- Opening Delimiter -
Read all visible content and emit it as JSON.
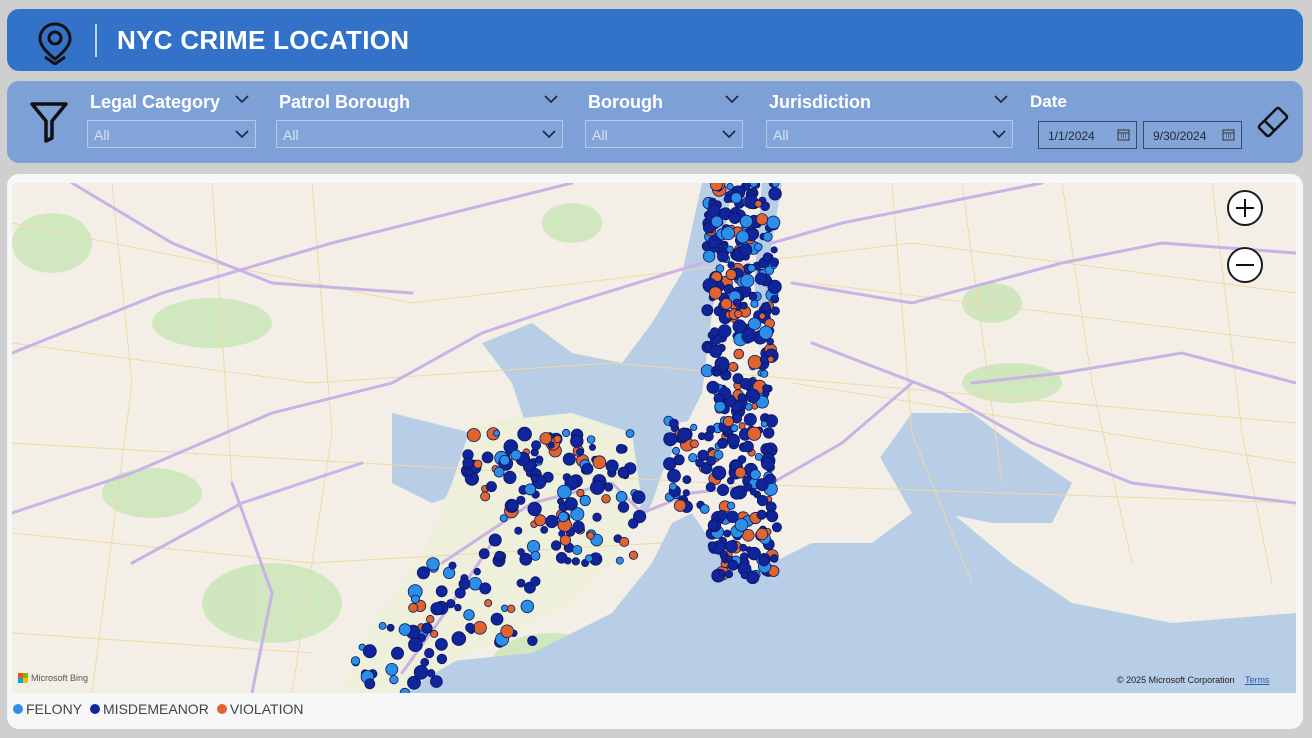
{
  "header": {
    "title": "NYC CRIME LOCATION",
    "icon": "map-pin-icon"
  },
  "filters": {
    "icon": "funnel-icon",
    "slicers": [
      {
        "label": "Legal Category",
        "value": "All"
      },
      {
        "label": "Patrol Borough",
        "value": "All"
      },
      {
        "label": "Borough",
        "value": "All"
      },
      {
        "label": "Jurisdiction",
        "value": "All"
      }
    ],
    "date": {
      "label": "Date",
      "start": "1/1/2024",
      "end": "9/30/2024"
    },
    "clear_icon": "eraser-icon"
  },
  "map": {
    "provider": "Microsoft Bing",
    "copyright": "© 2025 Microsoft Corporation",
    "terms": "Terms",
    "zoom_in_icon": "zoom-in-icon",
    "zoom_out_icon": "zoom-out-icon"
  },
  "legend": [
    {
      "label": "FELONY",
      "color": "#2b8fe8"
    },
    {
      "label": "MISDEMEANOR",
      "color": "#10249c"
    },
    {
      "label": "VIOLATION",
      "color": "#e0642d"
    }
  ],
  "colors": {
    "header": "#3372c9",
    "filterbar": "#7da0d6",
    "water": "#b8cde6",
    "park": "#c9e4b8"
  }
}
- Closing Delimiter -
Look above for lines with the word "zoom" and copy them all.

Expected answer
    "zoom_in_icon": "zoom-in-icon",
    "zoom_out_icon": "zoom-out-icon"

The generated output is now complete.